Strutting their stuff on the catwalk this week are Cheeky Cherries. With a short season from June to July, these wonderful little fruits shout from the tree tops that summer is well and truly here.
Wild cherries are found in hedgerows all across the UK, and as all varieties are edible (although some are quite sour, oh and the seeds are poisonous, so try not to eat those), they are a great fruit to forage. Even for the most novice wild foodie.
Of course you needn’t be as adventurous as that in order to sample their delights, as almost every shop I go into is bursting with them at the moment. Be warned though, roadside vendors aren’t always as scrupulous as you might imagine and could be selling ‘local’ cherries fresh off the boat from spain.
If in doubt, don’t be afraid to ask for details about the farm they were grown in. Any lies will soon unravel.
Duncan’s Five Favourite things about cherries
- May make you look younger. Rich in antioxidants and Polyphenols, a compound that helps to fight cell damage.
- May improve your sex life. Tart cherries can enhance performance and aid recovery. Ok, so the study was carried out on 27 long distance runners, but it’s up to you what marathon sessions you preffere.
- High in vitamins and minerals. Cherries are a good source of vitamins C, K and B as well as Manganese, Copper and Magnesium.
- They have a long and industrious history. It is thought that they originated in the region between the black and Caspian seas, but they have been cultivated for longer than history records. They were introduced to the UK by order of Henry 8th in the 16th century and were first grown here in Teynham, near Sittingbourne, Kent.
- Cherries are delicious and versatile. They can be used in all sorts of recipes, both sweet and savoury, from jams and compotes to stews and marinades and don’t forget cherry brandy! Why not amaze yourself by trying my fabulous cherry BBQ sauce recipe below.
Cherry BBQ Sauce.
This quick and easy sauce can be used both as a marinade for meats such as pork or chicken, or as an alternative to ketchup. As it contains a fair amount of vinegar and sugar it should keep in the fridge for a good three weeks, and freezes really well, so you can enjoy that beautiful cherry flavour well past the season.
1 medium red onion, diced
A large knob of butter (with a little cooking oil to stop it from burning)
2 cloves of garlic, crushed
1 large punnet of fresh, local cherries, pitted and chopped
A good squirt of ketchup
3 tablespoons of dark brown sugar
1 cup of cider vinegar
1 teaspoon Worcestershire sauce
2 teaspoons of mustard.
1) On a low heat melt the butter with the oil in a medium sized saucepan.
2) Chuck in the diced onion, mix around a bit and put the lid on, keeping the heat low for 10 minutes, or until the onion is soft and translucent. (this is when I would usually pit and chop the cherries)
3) Mix the crushed garlic in with the onion.

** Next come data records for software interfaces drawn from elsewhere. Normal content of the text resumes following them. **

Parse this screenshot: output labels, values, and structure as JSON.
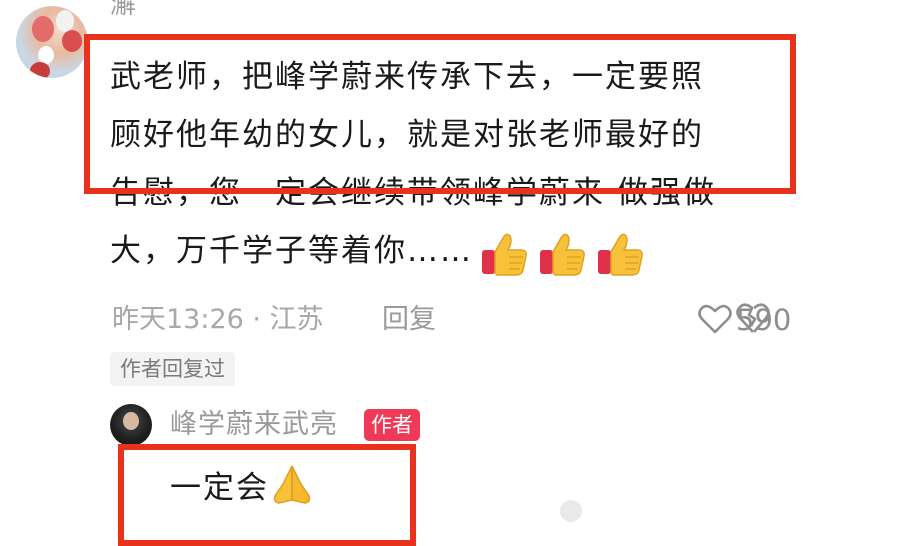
{
  "comment": {
    "username": "澥",
    "lines": [
      "武老师，把峰学蔚来传承下去，一定要照",
      "顾好他年幼的女儿，就是对张老师最好的",
      "告慰，您一定会继续带领峰学蔚来 做强做",
      "大，万千学子等着你……"
    ],
    "emoji_icons": [
      "thumbs-up-icon",
      "thumbs-up-icon",
      "thumbs-up-icon"
    ],
    "time": "昨天13:26 · 江苏",
    "reply_label": "回复",
    "likes": "590",
    "author_replied_label": "作者回复过"
  },
  "reply": {
    "name": "峰学蔚来武亮",
    "badge": "作者",
    "text": "一定会",
    "emoji_icon": "folded-hands-icon"
  },
  "colors": {
    "highlight": "#e8321c",
    "author_badge": "#ef3a57",
    "meta_text": "#a8a8a8"
  }
}
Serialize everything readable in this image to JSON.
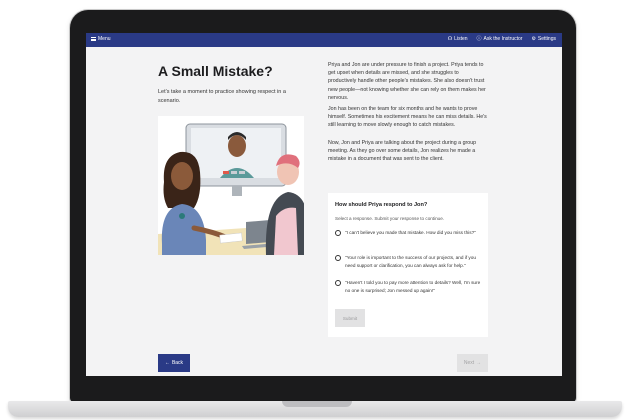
{
  "topbar": {
    "menu_label": "Menu",
    "listen_label": "Listen",
    "instructor_label": "Ask the Instructor",
    "settings_label": "Settings"
  },
  "lesson": {
    "title": "A Small Mistake?",
    "subtitle": "Let's take a moment to practice showing respect in a scenario.",
    "paragraphs": [
      "Priya and Jon are under pressure to finish a project. Priya tends to get upset when details are missed, and she struggles to productively handle other people's mistakes. She also doesn't trust new people—not knowing whether she can rely on them makes her nervous.",
      "Jon has been on the team for six months and he wants to prove himself. Sometimes his excitement means he can miss details. He's still learning to move slowly enough to catch mistakes.",
      "Now, Jon and Priya are talking about the project during a group meeting. As they go over some details, Jon realizes he made a mistake in a document that was sent to the client."
    ]
  },
  "question": {
    "title": "How should Priya respond to Jon?",
    "instruction": "Select a response. Submit your response to continue.",
    "options": [
      "\"I can't believe you made that mistake. How did you miss this?\"",
      "\"Your role is important to the success of our projects, and if you need support or clarification, you can always ask for help.\"",
      "\"Haven't I told you to pay more attention to details? Well, I'm sure no one is surprised; Jon messed up again!\""
    ],
    "submit_label": "Submit"
  },
  "nav": {
    "back_label": "Back",
    "next_label": "Next"
  },
  "colors": {
    "brand": "#2a3a86",
    "disabled_bg": "#e2e2e3",
    "page_bg": "#f3f3f4"
  },
  "icons": {
    "menu": "hamburger-icon",
    "listen": "headphones-icon",
    "instructor": "help-circle-icon",
    "settings": "gear-icon",
    "back": "arrow-left-icon",
    "next": "arrow-right-icon"
  }
}
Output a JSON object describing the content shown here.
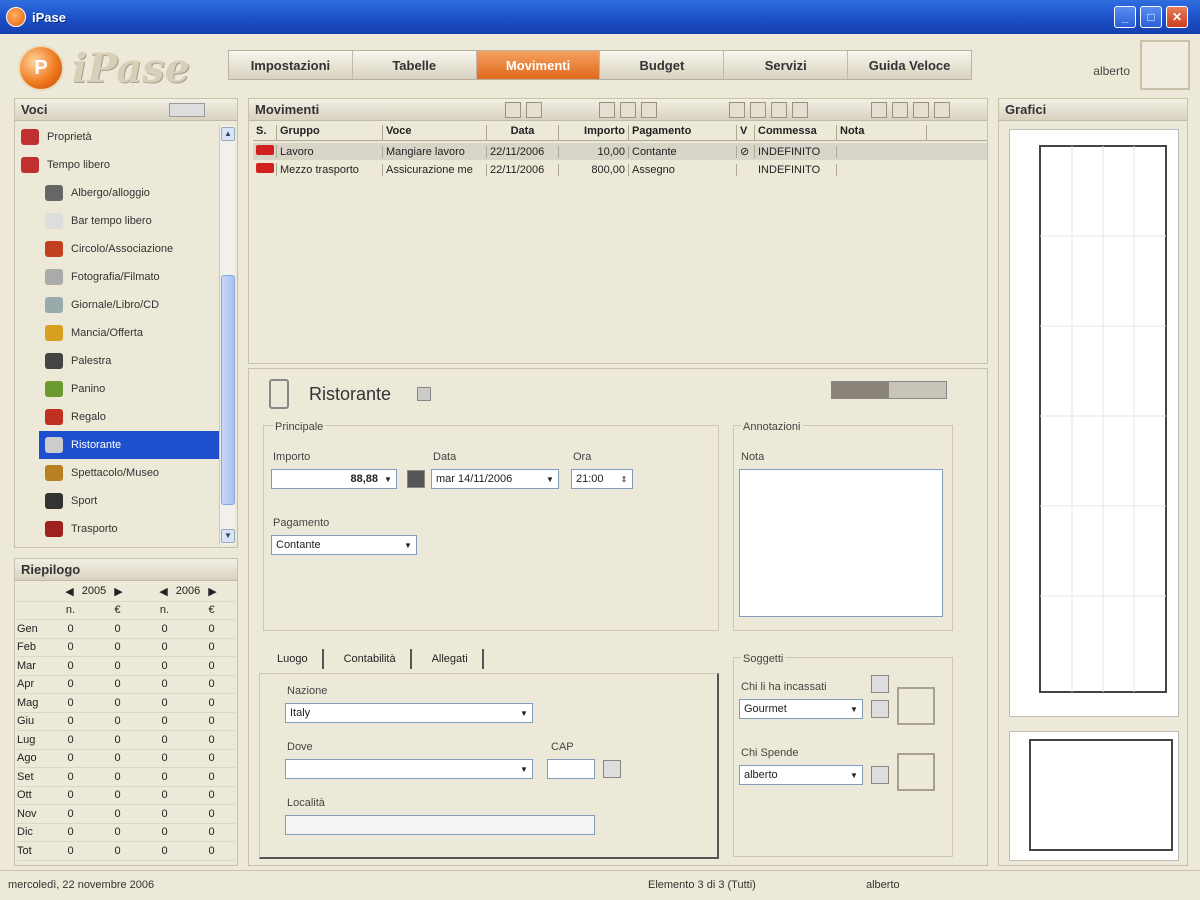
{
  "window": {
    "title": "iPase",
    "minimize": "_",
    "maximize": "□",
    "close": "✕"
  },
  "logo": {
    "letter": "P",
    "word": "iPase"
  },
  "nav": {
    "tabs": [
      "Impostazioni",
      "Tabelle",
      "Movimenti",
      "Budget",
      "Servizi",
      "Guida Veloce"
    ],
    "active": "Movimenti"
  },
  "user": "alberto",
  "voci": {
    "title": "Voci",
    "items": [
      {
        "label": "Proprietà",
        "indent": false,
        "icon": "folder-red-icon"
      },
      {
        "label": "Tempo libero",
        "indent": false,
        "icon": "folder-red-icon"
      },
      {
        "label": "Albergo/alloggio",
        "indent": true,
        "icon": "hotel-icon"
      },
      {
        "label": "Bar tempo libero",
        "indent": true,
        "icon": "bar-icon"
      },
      {
        "label": "Circolo/Associazione",
        "indent": true,
        "icon": "cross-icon"
      },
      {
        "label": "Fotografia/Filmato",
        "indent": true,
        "icon": "camera-icon"
      },
      {
        "label": "Giornale/Libro/CD",
        "indent": true,
        "icon": "book-icon"
      },
      {
        "label": "Mancia/Offerta",
        "indent": true,
        "icon": "tip-icon"
      },
      {
        "label": "Palestra",
        "indent": true,
        "icon": "gym-icon"
      },
      {
        "label": "Panino",
        "indent": true,
        "icon": "sandwich-icon"
      },
      {
        "label": "Regalo",
        "indent": true,
        "icon": "gift-icon"
      },
      {
        "label": "Ristorante",
        "indent": true,
        "icon": "fork-icon",
        "selected": true
      },
      {
        "label": "Spettacolo/Museo",
        "indent": true,
        "icon": "theater-icon"
      },
      {
        "label": "Sport",
        "indent": true,
        "icon": "ball-icon"
      },
      {
        "label": "Trasporto",
        "indent": true,
        "icon": "transport-icon"
      }
    ]
  },
  "riepilogo": {
    "title": "Riepilogo",
    "year1": "2005",
    "year2": "2006",
    "col_n": "n.",
    "col_eur": "€",
    "rows": [
      [
        "Gen",
        "0",
        "0",
        "0",
        "0"
      ],
      [
        "Feb",
        "0",
        "0",
        "0",
        "0"
      ],
      [
        "Mar",
        "0",
        "0",
        "0",
        "0"
      ],
      [
        "Apr",
        "0",
        "0",
        "0",
        "0"
      ],
      [
        "Mag",
        "0",
        "0",
        "0",
        "0"
      ],
      [
        "Giu",
        "0",
        "0",
        "0",
        "0"
      ],
      [
        "Lug",
        "0",
        "0",
        "0",
        "0"
      ],
      [
        "Ago",
        "0",
        "0",
        "0",
        "0"
      ],
      [
        "Set",
        "0",
        "0",
        "0",
        "0"
      ],
      [
        "Ott",
        "0",
        "0",
        "0",
        "0"
      ],
      [
        "Nov",
        "0",
        "0",
        "0",
        "0"
      ],
      [
        "Dic",
        "0",
        "0",
        "0",
        "0"
      ],
      [
        "Tot",
        "0",
        "0",
        "0",
        "0"
      ]
    ]
  },
  "movimenti": {
    "title": "Movimenti",
    "headers": [
      "S.",
      "Gruppo",
      "Voce",
      "Data",
      "Importo",
      "Pagamento",
      "V",
      "Commessa",
      "Nota"
    ],
    "rows": [
      [
        "",
        "Lavoro",
        "Mangiare lavoro",
        "22/11/2006",
        "10,00",
        "Contante",
        "⊘",
        "INDEFINITO",
        ""
      ],
      [
        "",
        "Mezzo trasporto",
        "Assicurazione me",
        "22/11/2006",
        "800,00",
        "Assegno",
        "",
        "INDEFINITO",
        ""
      ]
    ]
  },
  "detail": {
    "title": "Ristorante",
    "principale": "Principale",
    "importo_label": "Importo",
    "importo": "88,88",
    "data_label": "Data",
    "data": "mar 14/11/2006",
    "ora_label": "Ora",
    "ora": "21:00",
    "pagamento_label": "Pagamento",
    "pagamento": "Contante",
    "annotazioni": "Annotazioni",
    "nota_label": "Nota",
    "tabs": [
      "Luogo",
      "Contabilità",
      "Allegati"
    ],
    "nazione_label": "Nazione",
    "nazione": "Italy",
    "dove_label": "Dove",
    "cap_label": "CAP",
    "localita_label": "Località",
    "soggetti": "Soggetti",
    "chi_incassato_label": "Chi li ha incassati",
    "chi_incassato": "Gourmet",
    "chi_spende_label": "Chi Spende",
    "chi_spende": "alberto"
  },
  "grafici": {
    "title": "Grafici"
  },
  "status": {
    "date": "mercoledì, 22 novembre 2006",
    "element": "Elemento 3 di 3 (Tutti)",
    "user": "alberto"
  }
}
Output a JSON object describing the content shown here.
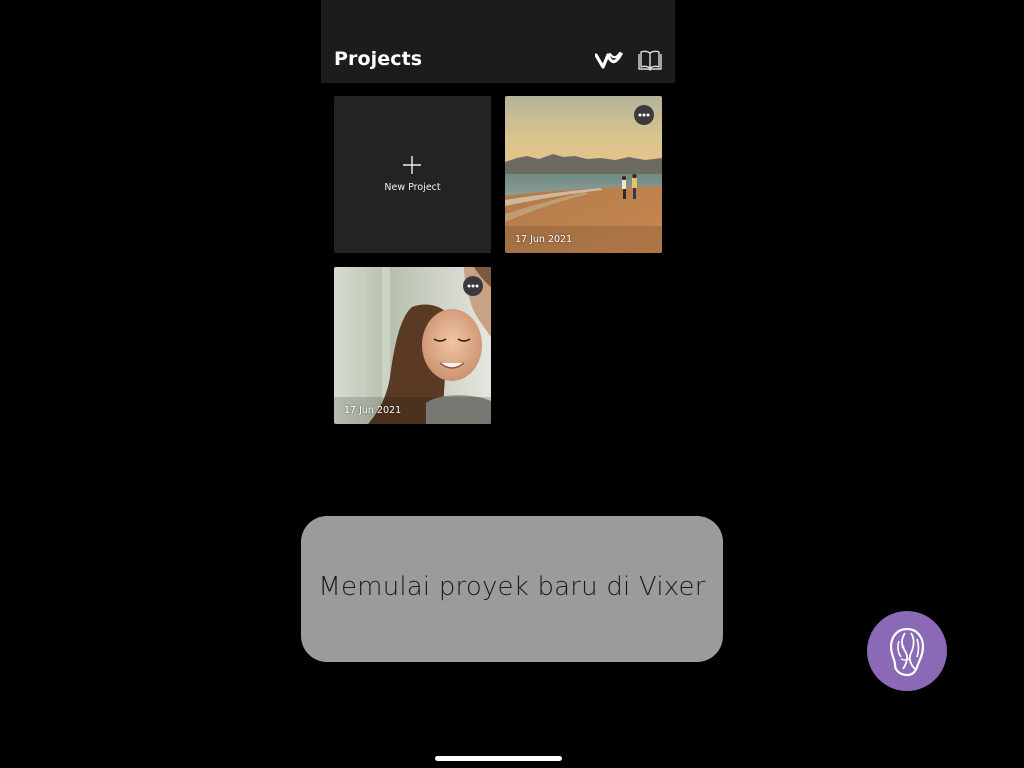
{
  "header": {
    "title": "Projects",
    "icons": [
      "vixer-logo-icon",
      "book-icon"
    ]
  },
  "projects": {
    "new_project_label": "New Project",
    "items": [
      {
        "date": "17 Jun 2021",
        "thumbnail": "beach-sunset"
      },
      {
        "date": "17 Jun 2021",
        "thumbnail": "portrait-smiling-woman"
      }
    ]
  },
  "caption": {
    "text": "Memulai proyek baru di Vixer"
  },
  "colors": {
    "background": "#000000",
    "header_bg": "#1c1c1e",
    "tile_bg": "#232325",
    "caption_bg": "#9b9b9b",
    "brand_purple": "#8a6ab7"
  }
}
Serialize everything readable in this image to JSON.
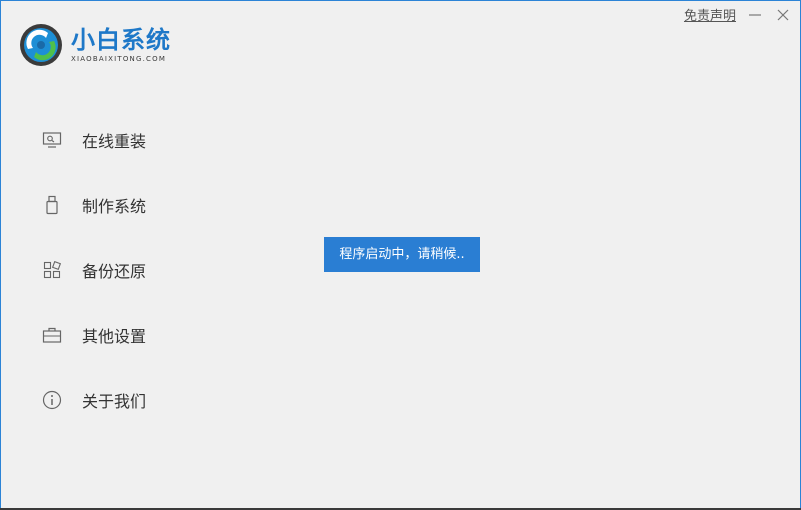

Replace the lid and keep the heat low for a minute or two.
4) Chuck in the cherries and the rest of the ingredients. Mix it up, then put the lid back on and crank the temperature right up.
5) As soon as the mixture comes to the boil reduce the temperature right back to low and take the lid off. Give it a stir and allow to simmer, stirring regularly, until the sauce is thick and the cherries are soft.
6) Allow to cool. If you want a smooth sauce blitz it in the whizzer. If you have a smoking gun use it to infuse applewood smoke (or cherry wood if you have it) into the sauce as it cools. If not you can buy liquid smoke, but this is optional.
7) Marinade meat at least two hours before cooking, fish or veg half an hour. Make sure you save some to use as a dipping sauce. Don’t eat any sauce that has been in contact with raw meat.